2. ## Re: Geometric progression

Originally Posted by parmis

I'm going to take a guess here. Is this your problem?

$a_n = \frac{(m^2 - a)n^2 +m + n}{m^2 + 2m + 1}$

But that can't be right...the a on the RHS needs a subscript, doesn't it?

-Dan

3. ## Re: Geometric progression

Oh... sorry i made a mistake. a n is Arithmetic progression! d=1/5

4. ## Re: Geometric progression

So $a_n$ is an arithmetic progression of the form $a_n= a+ nr$ but what does "m" represent in your formula?

5. ## Re: Geometric progression

I dont know. My teacher gave me this, but i cant answer it!

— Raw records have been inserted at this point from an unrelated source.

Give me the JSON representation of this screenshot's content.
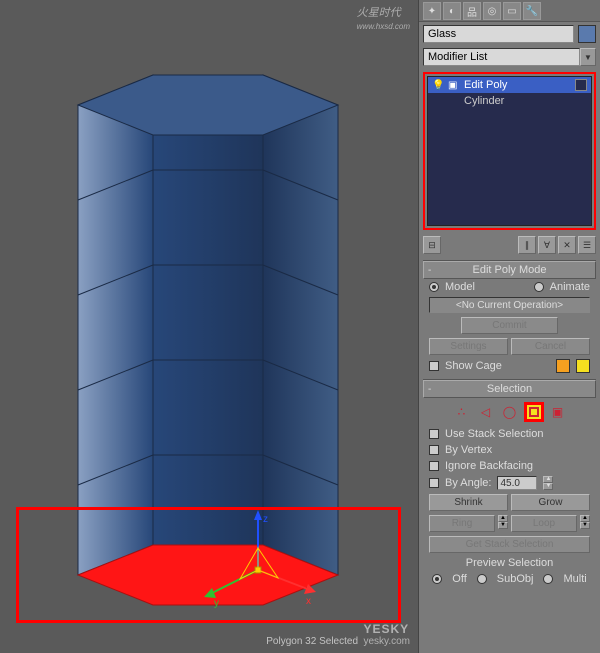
{
  "object_name": "Glass",
  "modifier_dropdown": "Modifier List",
  "stack": {
    "items": [
      "Edit Poly",
      "Cylinder"
    ]
  },
  "rollouts": {
    "edit_poly_mode": {
      "title": "Edit Poly Mode",
      "model": "Model",
      "animate": "Animate",
      "no_op": "<No Current Operation>",
      "commit": "Commit",
      "settings": "Settings",
      "cancel": "Cancel",
      "show_cage": "Show Cage"
    },
    "selection": {
      "title": "Selection",
      "use_stack": "Use Stack Selection",
      "by_vertex": "By Vertex",
      "ignore_backfacing": "Ignore Backfacing",
      "by_angle": "By Angle:",
      "angle_value": "45.0",
      "shrink": "Shrink",
      "grow": "Grow",
      "ring": "Ring",
      "loop": "Loop",
      "get_stack": "Get Stack Selection",
      "preview": "Preview Selection",
      "off": "Off",
      "subobj": "SubObj",
      "multi": "Multi",
      "status": "Polygon 32 Selected"
    }
  },
  "overlay": {
    "watermark_site": "yesky.com",
    "top_logo": "火星时代",
    "top_url": "www.hxsd.com"
  }
}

6. ## Re: Geometric progression

Then you should probably ask your teacher what $m$ means.

7. ## Re: Geometric progression

Originally Posted by parmis
Oh... sorry i made a mistake. a n is Arithmetic progression! d=1/5
Assuming your arithmetic progression is $a_n = a+dn$ since you arbitrarily wrote a d for some reason, we can set these two expressions equal to each other:

$a_n = a+dn$

$= a+\dfrac{n}{5} = \dfrac{(m^2-a)n^2+m+n}{m^2+2m+1}$

If you are trying to solve for $m$, it is the solution to this quadratic equation in $m$:

$\left(a+\dfrac{n}{5}-n^2\right)m^2 + \left(2a + \dfrac{2n}{5}-1\right)m + \left(a+an^2-\dfrac{4n}{5}\right) = 0$

You can use the quadratic formula. You get a mess, but I suppose that could be the solution for $m$...